Nigeria Central Bank Holds Rate to Support Economic Recovery … Waves away inflation fears, says driven by insecurity, bad infrastructure

The Monetary Policy Committee (MPC) of the Central Bank of Nigeria (CBN) held its benchmark interest rate for a fourth straight meeting, prioritizing the recovery of the economy from last year’s recession over fighting inflation that’s near a four-year high.
It had been earlier predicted that, the slow down in inflation rate in April may give the doves a weapon to silence the hawks.
Reports last week said that, the five basis points (bps) slow down in inflation last month, may force the Monetary Policy Committee (MPC) to maintain its dovish stand when it meets next (this) week.
Ahead of next week’s monetary policy committee meeting, the National Bureau of Statistics (NBS) announced a surprise 5bps moderation in headline inflation to 18.12 per cent, as temperance in food inflation (-23bps to 22.72 per cent Year-on-Year (YoY)) offset a 7bps increase in core inflation to 12.74 per cent.
The monetary policy committee kept the rate at 11.5 per cent, Governor Godwin Emefiele said on Tuesday in an online briefing. The decision by the 10 members who attended the meeting was unanimous. That’s a change from March, when six favored a hold and three voted for a hike of at least 50 basis points.
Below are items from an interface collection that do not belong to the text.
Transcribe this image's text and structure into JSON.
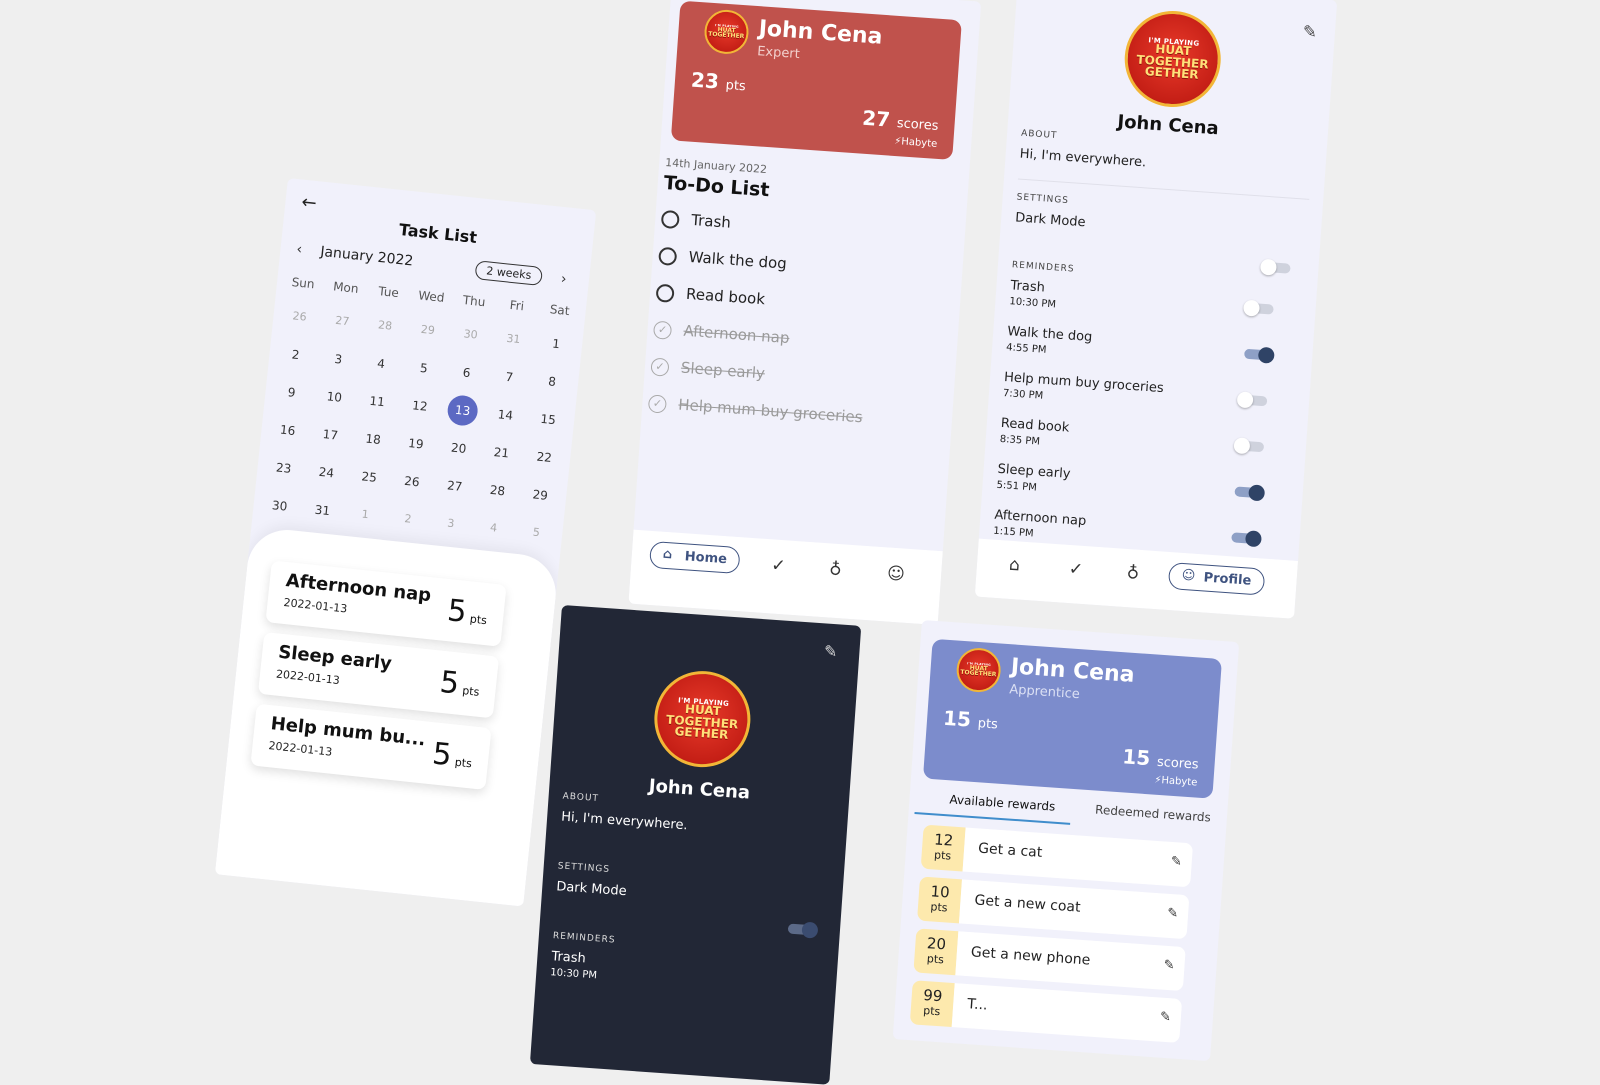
{
  "task_list": {
    "title": "Task List",
    "month": "January 2022",
    "range_btn": "2 weeks",
    "weekdays": [
      "Sun",
      "Mon",
      "Tue",
      "Wed",
      "Thu",
      "Fri",
      "Sat"
    ],
    "weeks": [
      [
        "26",
        "27",
        "28",
        "29",
        "30",
        "31",
        "1"
      ],
      [
        "2",
        "3",
        "4",
        "5",
        "6",
        "7",
        "8"
      ],
      [
        "9",
        "10",
        "11",
        "12",
        "13",
        "14",
        "15"
      ],
      [
        "16",
        "17",
        "18",
        "19",
        "20",
        "21",
        "22"
      ],
      [
        "23",
        "24",
        "25",
        "26",
        "27",
        "28",
        "29"
      ],
      [
        "30",
        "31",
        "1",
        "2",
        "3",
        "4",
        "5"
      ]
    ],
    "selected_day": "13",
    "tasks": [
      {
        "name": "Afternoon nap",
        "date": "2022-01-13",
        "pts": "5",
        "unit": "pts"
      },
      {
        "name": "Sleep early",
        "date": "2022-01-13",
        "pts": "5",
        "unit": "pts"
      },
      {
        "name": "Help mum bu...",
        "date": "2022-01-13",
        "pts": "5",
        "unit": "pts"
      }
    ]
  },
  "home": {
    "header": {
      "name": "John Cena",
      "rank": "Expert",
      "pts": "23",
      "pts_unit": "pts",
      "scores": "27",
      "scores_unit": "scores",
      "brand": "Habyte",
      "color": "#c0524c"
    },
    "date": "14th January 2022",
    "title": "To-Do List",
    "items": [
      {
        "label": "Trash",
        "done": false
      },
      {
        "label": "Walk the dog",
        "done": false
      },
      {
        "label": "Read book",
        "done": false
      },
      {
        "label": "Afternoon nap",
        "done": true
      },
      {
        "label": "Sleep early",
        "done": true
      },
      {
        "label": "Help mum buy groceries",
        "done": true
      }
    ],
    "nav": {
      "home": "Home"
    }
  },
  "profile": {
    "badge": {
      "small": "I'M PLAYING",
      "big1": "HUAT",
      "big2": "TOGETHER",
      "big3": "GETHER"
    },
    "name": "John Cena",
    "about_label": "ABOUT",
    "about": "Hi, I'm everywhere.",
    "settings_label": "SETTINGS",
    "dark_mode": "Dark Mode",
    "reminders_label": "REMINDERS",
    "reminders": [
      {
        "name": "Trash",
        "time": "10:30 PM",
        "on": false
      },
      {
        "name": "Walk the dog",
        "time": "4:55 PM",
        "on": true
      },
      {
        "name": "Help mum buy groceries",
        "time": "7:30 PM",
        "on": false
      },
      {
        "name": "Read book",
        "time": "8:35 PM",
        "on": false
      },
      {
        "name": "Sleep early",
        "time": "5:51 PM",
        "on": true
      },
      {
        "name": "Afternoon nap",
        "time": "1:15 PM",
        "on": true
      }
    ],
    "nav": {
      "profile": "Profile"
    }
  },
  "dark_profile": {
    "name": "John Cena",
    "about_label": "ABOUT",
    "about": "Hi, I'm everywhere.",
    "settings_label": "SETTINGS",
    "dark_mode": "Dark Mode",
    "reminders_label": "REMINDERS",
    "reminder_name": "Trash",
    "reminder_time": "10:30 PM"
  },
  "rewards": {
    "header": {
      "name": "John Cena",
      "rank": "Apprentice",
      "pts": "15",
      "pts_unit": "pts",
      "scores": "15",
      "scores_unit": "scores",
      "brand": "Habyte",
      "color": "#7c8ccc"
    },
    "tab_available": "Available rewards",
    "tab_redeemed": "Redeemed rewards",
    "items": [
      {
        "pts": "12",
        "unit": "pts",
        "name": "Get a cat"
      },
      {
        "pts": "10",
        "unit": "pts",
        "name": "Get a new coat"
      },
      {
        "pts": "20",
        "unit": "pts",
        "name": "Get a new phone"
      },
      {
        "pts": "99",
        "unit": "pts",
        "name": "T..."
      }
    ]
  },
  "colors": {
    "accent": "#5c69c3",
    "dark_bg": "#222736",
    "phone_bg": "#f1f1fb",
    "reward_pts_bg": "#fde9ad"
  }
}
The median of six economists’ estimates in a Bloomberg survey was for an unchanged stance.
Inflation, which slowed marginally to 18.1 per cent in April, is driven by supply-side factors, including insecurity and poor infrastructure, Emefiele said. The MPC sees price-growth pressures easing as domestic supply grows, he said.
Food prices have been a key driver of headline inflation due to disruptions caused by an Islamist insurgency in the northeast, a worsening conflict between nomadic cattle herders and crop farmers in key agriculture areas and restrictions on foreign-exchange access for imports including rice, dairy and fertilizer.
The central bank urged the government to intensify efforts to tackle insecurity and also to avoid another strict nationwide coronavirus lockdown because that will weigh on the economy, Emefiele said.
The MPC cut the key rate by 200 basis points in 2020 to support Africa’s largest economy against the impact of coronavirus lockdowns and a plunge in oil prices. However, gross domestic product still contracted the most since at least 1991 and while Nigeria emerged from a recession in the final three months of last year, data on May 23 showed the rebound is still very fragile, with first-quarter growth at 0.5 per cent.
The economy remains on a trajectory of recovery and recent data suggests that will continue through 2021, Emefiele said.
GDP could expand 2.5 per cent this year and 2.3 per cent in 2022, according to the International Monetary Fund.

Leave a Reply

Your email address will not be published. Required fields are marked *